b. c.1627, 3rd s. of Sir Edward Lewis of Edington Priory and The Van by Lady Anne Sackville, da. of Robert Sackville†, 2nd Earl of Dorset, wid. of Edward, Lord Beauchamp; bro. of William Lewis. m. Mary, da. and h. of Giles James of Sherston, Wilts., 3s. (2 d.v.p.) 2da. suc. nephew Edward Lewis in Glam. estate 1674.1
Commr. for assessment, Wilts. Jan. 1660-80, Mon. and Glam. 1677-80, Mon., Wilts. and Glam. 1689-90, militia, Wilts. Mar. 1660; j.p. Wilts. July 1660-June 1688, Oct. 1688-96, Glam. ?1674-82, 1685-96, Glam. and Wilts. 1700-d., lt.-col. of militia ft. Wilts. 1661, col. 1681, commr. for corporations 1662-3, dep. lt. 1668-June 1688, Oct. 1688-96, by 1701-?d., sheriff 1681-2, freeman, Devizes ?1684-7; commr. for rebels’ estates, Wilts. 1686.2
Lewis represented Westbury, four miles from Edington, in every Parliament except one from the Restoration till the death of William III. In the Convention he served on a committee for a private bill, and perhaps three others. His mother lived with him until her death in 1664, and Lord Wharton marked him as a stronger Anglican than his brother, presumably having regard to the influence of her Seymour kinsfolk. He was again inactive in the Cavalier Parliament, serving on 50 committees at the most. He was appointed to the committee for the London to Bristol canal in 1662, and took part in the consideration of defects in the Corporations Act in 1663. On 24 Nov. 1666 he acted as teller for the unsuccessful motion to name the mayor of Cambridge in the plague bill before the vice-chancellor of the University. After succeeding to the family estate, he was reckoned to enjoy an income of £1,400 p.a. He was appointed to two important committees in November 1675, those for the recall of British subjects in French service and hindering the growth of Popery. He was considered a court supporter by Sir Richard Wiseman and marked ‘doubly vile’ by Shaftesbury. In 1677 he was named to the committee for the education of children of the royal family as Protestants. His name does not appear on either list of the court party in 1678, but Shaftesbury considered him ‘vile’ at the general election. He probably sat on no committees in the first Exclusion Parliament, but voted against the bill. With Thomas Lambert and Robert Hyde he was commended at the assizes in 1680, on the King’s instructions, for his zeal in seeking out Papists; but he was unseated on petition in the second Exclusion Parliament and probably did not stand in 1681.3
Lewis was asked to use his utmost endeavours in 1685 to secure the return of loyal Members. He himself regained his seat, but was totally inactive in James II’s Parliament.

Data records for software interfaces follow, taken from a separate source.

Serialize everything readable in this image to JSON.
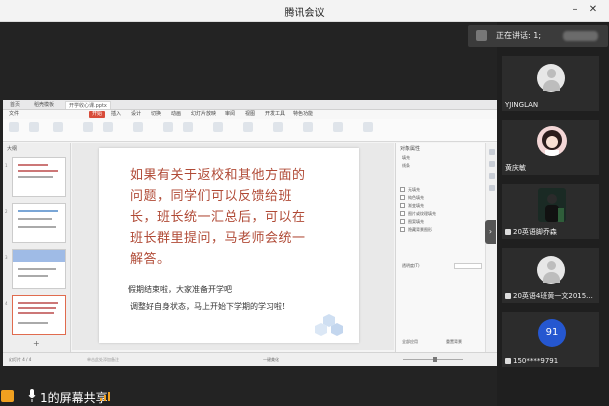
{
  "window": {
    "title": "腾讯会议"
  },
  "wps": {
    "tabs": [
      "首页",
      "稻壳模板",
      "开学收心课.pptx"
    ],
    "menu": [
      "文件",
      "开始",
      "插入",
      "设计",
      "切换",
      "动画",
      "幻灯片放映",
      "审阅",
      "视图",
      "开发工具",
      "特色功能"
    ],
    "thumb_header": "大纲",
    "thumb_numbers": [
      "1",
      "2",
      "3",
      "4"
    ],
    "panel_title": "对象属性",
    "panel_rows": [
      "填充",
      "线条",
      "无填充",
      "纯色填充",
      "渐变填充",
      "图片或纹理填充",
      "图案填充",
      "隐藏背景图形",
      "透明度(T)",
      "全部应用",
      "重置背景"
    ],
    "status_left": "幻灯片 4 / 4",
    "status_notes": "单击此处添加备注",
    "status_zoom": "一键美化"
  },
  "slide": {
    "body_text": "如果有关于返校和其他方面的问题，同学们可以反馈给班长，班长统一汇总后，可以在班长群里提问，马老师会统一解答。",
    "line1": "假期结束啦，大家准备开学吧",
    "line2": "调整好自身状态，马上开始下学期的学习啦!"
  },
  "share_bar": {
    "label": "1的屏幕共享"
  },
  "speaker": {
    "label": "正在讲话: 1;"
  },
  "participants": [
    {
      "name": "YJINGLAN",
      "avatar": "default"
    },
    {
      "name": "黄庆敏",
      "avatar": "photo"
    },
    {
      "name": "20英语脚乔森",
      "avatar": "dark"
    },
    {
      "name": "20英语4班黄一文2015...",
      "avatar": "default"
    },
    {
      "name": "150****9791",
      "avatar": "91"
    }
  ],
  "colors": {
    "accent": "#d84c3a",
    "slide_text": "#b04a36",
    "share_icon": "#f0a020",
    "badge_blue": "#2557d0"
  }
}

He was listed among the Opposition and displaced as freeman of Devizes by order-in-council in 1687. To the lord lieutenant’s questions he replied that he was ‘for liberty of conscience as far as it may consist with the peace of the nation, and will not declare what he will further do as to the repealing the Tests till the House of Commons meets. He will not concern himself one way or the other in any election.’ The lord lieutenant considered him to have one of the two chief interests in Westbury, though ‘a very near man’ who would ‘spend little or nothing’. This remarkable tribute to Lewis’s personal popularity in a notoriously corrupt borough was silently confirmed by the King’s electoral agents, who could only hope against hope that he might be ‘inclined to be right’. He was duly returned in 1689, and, according to Anthony Rowe, voted to agree with the Lords that the throne was not vacant; but the committee references to ‘Mr Lewis’ are probably to Thomas Lewes. He retained his seat at Westbury even after his lease of Edington fell in and he moved to Corsham. In 1696 he was removed from the lieutenancy for refusing the Association. He died on 1 Oct. 1706, ‘in his eighty-third year’, and was buried at Corsham. His son T